Segment Start: Extracted data

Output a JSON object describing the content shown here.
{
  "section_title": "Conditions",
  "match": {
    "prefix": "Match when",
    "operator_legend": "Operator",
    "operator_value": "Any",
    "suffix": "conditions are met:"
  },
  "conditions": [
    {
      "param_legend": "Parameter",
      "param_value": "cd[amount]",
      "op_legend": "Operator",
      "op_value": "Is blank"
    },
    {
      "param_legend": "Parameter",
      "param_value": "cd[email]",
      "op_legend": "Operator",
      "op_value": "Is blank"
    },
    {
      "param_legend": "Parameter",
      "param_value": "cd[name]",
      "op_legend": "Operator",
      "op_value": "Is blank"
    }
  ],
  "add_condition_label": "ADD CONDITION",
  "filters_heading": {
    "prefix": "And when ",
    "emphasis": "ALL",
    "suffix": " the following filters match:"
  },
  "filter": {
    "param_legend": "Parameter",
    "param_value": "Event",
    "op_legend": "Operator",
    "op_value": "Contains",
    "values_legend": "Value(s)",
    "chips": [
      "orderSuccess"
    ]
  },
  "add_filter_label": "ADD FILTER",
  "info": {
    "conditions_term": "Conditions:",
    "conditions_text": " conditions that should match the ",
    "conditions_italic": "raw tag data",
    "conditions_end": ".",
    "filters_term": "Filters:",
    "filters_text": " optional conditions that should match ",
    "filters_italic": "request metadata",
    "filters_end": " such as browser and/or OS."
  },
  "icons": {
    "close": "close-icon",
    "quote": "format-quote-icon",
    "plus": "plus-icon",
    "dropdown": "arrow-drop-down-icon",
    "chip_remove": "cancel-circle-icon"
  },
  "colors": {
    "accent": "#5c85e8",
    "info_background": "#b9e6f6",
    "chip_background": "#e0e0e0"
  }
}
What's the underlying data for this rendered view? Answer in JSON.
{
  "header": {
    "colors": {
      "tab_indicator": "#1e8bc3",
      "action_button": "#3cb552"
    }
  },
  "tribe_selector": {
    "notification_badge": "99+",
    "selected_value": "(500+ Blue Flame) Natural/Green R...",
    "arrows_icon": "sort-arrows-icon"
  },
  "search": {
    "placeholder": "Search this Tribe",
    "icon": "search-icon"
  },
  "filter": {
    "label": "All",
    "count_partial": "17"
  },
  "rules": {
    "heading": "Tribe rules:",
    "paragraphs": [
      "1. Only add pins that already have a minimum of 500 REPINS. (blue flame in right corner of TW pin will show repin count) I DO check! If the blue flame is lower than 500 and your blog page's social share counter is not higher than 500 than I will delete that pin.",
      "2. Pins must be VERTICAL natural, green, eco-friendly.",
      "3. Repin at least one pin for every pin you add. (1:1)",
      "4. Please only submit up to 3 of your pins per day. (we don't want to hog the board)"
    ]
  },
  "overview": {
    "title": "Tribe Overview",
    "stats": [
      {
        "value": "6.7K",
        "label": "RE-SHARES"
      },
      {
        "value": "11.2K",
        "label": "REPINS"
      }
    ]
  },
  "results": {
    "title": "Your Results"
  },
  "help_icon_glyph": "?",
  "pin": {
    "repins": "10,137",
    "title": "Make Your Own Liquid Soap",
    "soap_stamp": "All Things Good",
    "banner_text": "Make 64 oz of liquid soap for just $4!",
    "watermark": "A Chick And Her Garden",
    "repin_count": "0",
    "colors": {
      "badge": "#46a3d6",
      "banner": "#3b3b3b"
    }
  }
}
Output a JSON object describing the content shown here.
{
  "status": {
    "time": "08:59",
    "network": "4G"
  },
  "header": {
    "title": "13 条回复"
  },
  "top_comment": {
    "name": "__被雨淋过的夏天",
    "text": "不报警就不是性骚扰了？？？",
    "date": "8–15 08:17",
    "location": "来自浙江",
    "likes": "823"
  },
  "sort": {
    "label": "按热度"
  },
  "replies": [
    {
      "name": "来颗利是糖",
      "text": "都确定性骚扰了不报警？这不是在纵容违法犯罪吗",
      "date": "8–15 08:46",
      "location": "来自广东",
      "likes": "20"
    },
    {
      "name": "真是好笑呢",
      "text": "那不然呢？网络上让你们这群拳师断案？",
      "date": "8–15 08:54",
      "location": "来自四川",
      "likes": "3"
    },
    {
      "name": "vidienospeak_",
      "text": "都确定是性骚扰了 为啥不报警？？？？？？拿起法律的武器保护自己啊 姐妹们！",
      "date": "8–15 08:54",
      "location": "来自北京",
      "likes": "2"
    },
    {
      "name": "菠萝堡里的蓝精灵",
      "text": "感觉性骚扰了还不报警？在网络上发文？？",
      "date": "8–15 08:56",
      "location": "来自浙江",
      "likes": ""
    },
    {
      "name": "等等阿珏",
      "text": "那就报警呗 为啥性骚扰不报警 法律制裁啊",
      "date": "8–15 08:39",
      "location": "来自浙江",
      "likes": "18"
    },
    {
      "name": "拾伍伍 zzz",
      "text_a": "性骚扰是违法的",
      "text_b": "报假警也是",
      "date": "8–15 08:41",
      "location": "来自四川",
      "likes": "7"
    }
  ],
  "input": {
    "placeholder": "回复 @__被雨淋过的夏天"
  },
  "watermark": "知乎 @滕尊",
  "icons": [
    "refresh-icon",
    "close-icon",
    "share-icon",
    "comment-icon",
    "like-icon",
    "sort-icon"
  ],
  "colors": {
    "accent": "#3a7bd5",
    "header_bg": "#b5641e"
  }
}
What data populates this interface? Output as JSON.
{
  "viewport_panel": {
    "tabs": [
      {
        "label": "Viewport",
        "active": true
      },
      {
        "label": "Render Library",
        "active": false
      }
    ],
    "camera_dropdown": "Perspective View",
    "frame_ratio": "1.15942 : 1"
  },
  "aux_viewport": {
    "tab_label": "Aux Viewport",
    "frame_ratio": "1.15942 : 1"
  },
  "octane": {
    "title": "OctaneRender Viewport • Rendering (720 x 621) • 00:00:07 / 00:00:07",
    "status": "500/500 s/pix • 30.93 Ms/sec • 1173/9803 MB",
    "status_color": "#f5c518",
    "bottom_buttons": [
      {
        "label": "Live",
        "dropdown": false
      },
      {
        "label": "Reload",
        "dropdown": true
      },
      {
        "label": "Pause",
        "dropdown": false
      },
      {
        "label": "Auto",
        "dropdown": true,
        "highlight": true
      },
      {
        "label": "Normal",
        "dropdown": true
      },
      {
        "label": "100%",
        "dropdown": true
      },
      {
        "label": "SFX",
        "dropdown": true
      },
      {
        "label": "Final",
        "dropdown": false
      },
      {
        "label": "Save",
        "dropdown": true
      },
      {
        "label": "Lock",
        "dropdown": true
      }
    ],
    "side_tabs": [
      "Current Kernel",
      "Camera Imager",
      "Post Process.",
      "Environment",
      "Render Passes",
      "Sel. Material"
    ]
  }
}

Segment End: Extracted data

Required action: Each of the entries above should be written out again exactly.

Exercise solution:
Output a JSON object describing the content shown here.
{
  "section_title": "Conditions",
  "match": {
    "prefix": "Match when",
    "operator_legend": "Operator",
    "operator_value": "Any",
    "suffix": "conditions are met:"
  },
  "conditions": [
    {
      "param_legend": "Parameter",
      "param_value": "cd[amount]",
      "op_legend": "Operator",
      "op_value": "Is blank"
    },
    {
      "param_legend": "Parameter",
      "param_value": "cd[email]",
      "op_legend": "Operator",
      "op_value": "Is blank"
    },
    {
      "param_legend": "Parameter",
      "param_value": "cd[name]",
      "op_legend": "Operator",
      "op_value": "Is blank"
    }
  ],
  "add_condition_label": "ADD CONDITION",
  "filters_heading": {
    "prefix": "And when ",
    "emphasis": "ALL",
    "suffix": " the following filters match:"
  },
  "filter": {
    "param_legend": "Parameter",
    "param_value": "Event",
    "op_legend": "Operator",
    "op_value": "Contains",
    "values_legend": "Value(s)",
    "chips": [
      "orderSuccess"
    ]
  },
  "add_filter_label": "ADD FILTER",
  "info": {
    "conditions_term": "Conditions:",
    "conditions_text": " conditions that should match the ",
    "conditions_italic": "raw tag data",
    "conditions_end": ".",
    "filters_term": "Filters:",
    "filters_text": " optional conditions that should match ",
    "filters_italic": "request metadata",
    "filters_end": " such as browser and/or OS."
  },
  "icons": {
    "close": "close-icon",
    "quote": "format-quote-icon",
    "plus": "plus-icon",
    "dropdown": "arrow-drop-down-icon",
    "chip_remove": "cancel-circle-icon"
  },
  "colors": {
    "accent": "#5c85e8",
    "info_background": "#b9e6f6",
    "chip_background": "#e0e0e0"
  }
}
What's the underlying data for this rendered view? Answer in JSON.
{
  "header": {
    "colors": {
      "tab_indicator": "#1e8bc3",
      "action_button": "#3cb552"
    }
  },
  "tribe_selector": {
    "notification_badge": "99+",
    "selected_value": "(500+ Blue Flame) Natural/Green R...",
    "arrows_icon": "sort-arrows-icon"
  },
  "search": {
    "placeholder": "Search this Tribe",
    "icon": "search-icon"
  },
  "filter": {
    "label": "All",
    "count_partial": "17"
  },
  "rules": {
    "heading": "Tribe rules:",
    "paragraphs": [
      "1. Only add pins that already have a minimum of 500 REPINS. (blue flame in right corner of TW pin will show repin count) I DO check! If the blue flame is lower than 500 and your blog page's social share counter is not higher than 500 than I will delete that pin.",
      "2. Pins must be VERTICAL natural, green, eco-friendly.",
      "3. Repin at least one pin for every pin you add. (1:1)",
      "4. Please only submit up to 3 of your pins per day. (we don't want to hog the board)"
    ]
  },
  "overview": {
    "title": "Tribe Overview",
    "stats": [
      {
        "value": "6.7K",
        "label": "RE-SHARES"
      },
      {
        "value": "11.2K",
        "label": "REPINS"
      }
    ]
  },
  "results": {
    "title": "Your Results"
  },
  "help_icon_glyph": "?",
  "pin": {
    "repins": "10,137",
    "title": "Make Your Own Liquid Soap",
    "soap_stamp": "All Things Good",
    "banner_text": "Make 64 oz of liquid soap for just $4!",
    "watermark": "A Chick And Her Garden",
    "repin_count": "0",
    "colors": {
      "badge": "#46a3d6",
      "banner": "#3b3b3b"
    }
  }
}
Output a JSON object describing the content shown here.
{
  "status": {
    "time": "08:59",
    "network": "4G"
  },
  "header": {
    "title": "13 条回复"
  },
  "top_comment": {
    "name": "__被雨淋过的夏天",
    "text": "不报警就不是性骚扰了？？？",
    "date": "8–15 08:17",
    "location": "来自浙江",
    "likes": "823"
  },
  "sort": {
    "label": "按热度"
  },
  "replies": [
    {
      "name": "来颗利是糖",
      "text": "都确定性骚扰了不报警？这不是在纵容违法犯罪吗",
      "date": "8–15 08:46",
      "location": "来自广东",
      "likes": "20"
    },
    {
      "name": "真是好笑呢",
      "text": "那不然呢？网络上让你们这群拳师断案？",
      "date": "8–15 08:54",
      "location": "来自四川",
      "likes": "3"
    },
    {
      "name": "vidienospeak_",
      "text": "都确定是性骚扰了 为啥不报警？？？？？？拿起法律的武器保护自己啊 姐妹们！",
      "date": "8–15 08:54",
      "location": "来自北京",
      "likes": "2"
    },
    {
      "name": "菠萝堡里的蓝精灵",
      "text": "感觉性骚扰了还不报警？在网络上发文？？",
      "date": "8–15 08:56",
      "location": "来自浙江",
      "likes": ""
    },
    {
      "name": "等等阿珏",
      "text": "那就报警呗 为啥性骚扰不报警 法律制裁啊",
      "date": "8–15 08:39",
      "location": "来自浙江",
      "likes": "18"
    },
    {
      "name": "拾伍伍 zzz",
      "text_a": "性骚扰是违法的",
      "text_b": "报假警也是",
      "date": "8–15 08:41",
      "location": "来自四川",
      "likes": "7"
    }
  ],
  "input": {
    "placeholder": "回复 @__被雨淋过的夏天"
  },
  "watermark": "知乎 @滕尊",
  "icons": [
    "refresh-icon",
    "close-icon",
    "share-icon",
    "comment-icon",
    "like-icon",
    "sort-icon"
  ],
  "colors": {
    "accent": "#3a7bd5",
    "header_bg": "#b5641e"
  }
}
What data populates this interface? Output as JSON.
{
  "viewport_panel": {
    "tabs": [
      {
        "label": "Viewport",
        "active": true
      },
      {
        "label": "Render Library",
        "active": false
      }
    ],
    "camera_dropdown": "Perspective View",
    "frame_ratio": "1.15942 : 1"
  },
  "aux_viewport": {
    "tab_label": "Aux Viewport",
    "frame_ratio": "1.15942 : 1"
  },
  "octane": {
    "title": "OctaneRender Viewport • Rendering (720 x 621) • 00:00:07 / 00:00:07",
    "status": "500/500 s/pix • 30.93 Ms/sec • 1173/9803 MB",
    "status_color": "#f5c518",
    "bottom_buttons": [
      {
        "label": "Live",
        "dropdown": false
      },
      {
        "label": "Reload",
        "dropdown": true
      },
      {
        "label": "Pause",
        "dropdown": false
      },
      {
        "label": "Auto",
        "dropdown": true,
        "highlight": true
      },
      {
        "label": "Normal",
        "dropdown": true
      },
      {
        "label": "100%",
        "dropdown": true
      },
      {
        "label": "SFX",
        "dropdown": true
      },
      {
        "label": "Final",
        "dropdown": false
      },
      {
        "label": "Save",
        "dropdown": true
      },
      {
        "label": "Lock",
        "dropdown": true
      }
    ],
    "side_tabs": [
      "Current Kernel",
      "Camera Imager",
      "Post Process.",
      "Environment",
      "Render Passes",
      "Sel. Material"
    ]
  }
}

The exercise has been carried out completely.